Parents who drink, smoke or use other drugs are just one of the reasons why teenagers and young women develop problems with alcohol, tobacco and other drugs. Other risks include:
- peer pressure
- a high level of family conflict
- a history of physical or sexual abuse
- targeted marketing by alcohol and tobacco manufacturers
- poor school performance
Not only is it illegal for anyone under the age of 21 to be drinking, it is also very dangerous. Many underage drinkers die not only in car crashes, but also from alcohol poisoning, violence and other alcohol-related accidents. Teens who drink heavily are more likely to be sexually active and put themselves at risk for contracting sexually transmitted diseases and pregnancy. Tobacco use increases your risk not only for cancer, heart disease and other problems, but also poses particular dangers to female reproductive organs.
You may be addicted to alcohol, tobacco and/or other drugs if you recognize any of the following behaviors or descriptions about yourself:
- you have a strong craving to drink, smoke, or take other drugs
- you have been unable to limit your drinking on any given occasion
- you are hiding medication or sneaking pills
- you have problems with your job, schoolwork or relationships because of alcohol or other drug use
- you have "blackouts" or don't remember things after you drink or take other drugs.
If you recognize some of these behaviors in yourself, it's time to talk with a health care professional about getting help.

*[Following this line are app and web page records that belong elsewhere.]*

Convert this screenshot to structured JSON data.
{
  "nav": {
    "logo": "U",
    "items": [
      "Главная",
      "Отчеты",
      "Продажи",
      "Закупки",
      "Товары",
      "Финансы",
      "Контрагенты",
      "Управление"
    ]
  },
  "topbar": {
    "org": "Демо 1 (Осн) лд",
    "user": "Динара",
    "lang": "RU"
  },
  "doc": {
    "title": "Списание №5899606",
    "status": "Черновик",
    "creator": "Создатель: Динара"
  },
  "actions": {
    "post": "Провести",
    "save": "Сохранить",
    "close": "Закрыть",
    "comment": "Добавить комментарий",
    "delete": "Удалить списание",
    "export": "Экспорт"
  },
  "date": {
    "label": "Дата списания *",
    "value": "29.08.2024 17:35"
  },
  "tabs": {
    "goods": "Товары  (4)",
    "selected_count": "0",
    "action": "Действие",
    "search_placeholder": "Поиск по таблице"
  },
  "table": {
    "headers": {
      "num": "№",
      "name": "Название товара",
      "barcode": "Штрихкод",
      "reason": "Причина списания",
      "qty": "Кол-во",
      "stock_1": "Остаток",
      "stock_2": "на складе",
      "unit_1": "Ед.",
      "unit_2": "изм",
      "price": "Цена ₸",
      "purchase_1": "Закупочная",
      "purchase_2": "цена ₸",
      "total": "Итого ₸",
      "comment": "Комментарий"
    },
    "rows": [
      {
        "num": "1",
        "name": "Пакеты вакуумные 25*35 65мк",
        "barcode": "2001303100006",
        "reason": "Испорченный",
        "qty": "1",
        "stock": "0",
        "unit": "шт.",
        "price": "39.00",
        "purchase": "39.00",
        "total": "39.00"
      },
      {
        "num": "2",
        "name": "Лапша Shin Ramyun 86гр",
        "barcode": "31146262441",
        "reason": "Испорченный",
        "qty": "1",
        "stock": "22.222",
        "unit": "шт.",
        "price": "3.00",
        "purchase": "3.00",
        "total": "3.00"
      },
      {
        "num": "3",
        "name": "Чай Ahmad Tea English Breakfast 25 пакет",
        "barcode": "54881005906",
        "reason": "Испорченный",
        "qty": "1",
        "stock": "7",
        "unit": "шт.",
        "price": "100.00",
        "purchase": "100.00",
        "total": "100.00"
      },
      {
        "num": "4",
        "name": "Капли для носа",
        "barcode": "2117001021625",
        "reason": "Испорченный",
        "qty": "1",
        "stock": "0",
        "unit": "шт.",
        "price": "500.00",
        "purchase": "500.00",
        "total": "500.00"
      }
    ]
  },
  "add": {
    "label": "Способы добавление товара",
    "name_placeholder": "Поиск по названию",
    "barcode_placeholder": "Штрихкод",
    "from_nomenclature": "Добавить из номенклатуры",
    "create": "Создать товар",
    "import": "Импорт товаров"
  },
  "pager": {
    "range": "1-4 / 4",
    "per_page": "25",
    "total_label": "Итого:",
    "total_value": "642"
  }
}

Copyright 2003 National Women's Health Resource Center Inc. (NWHRC)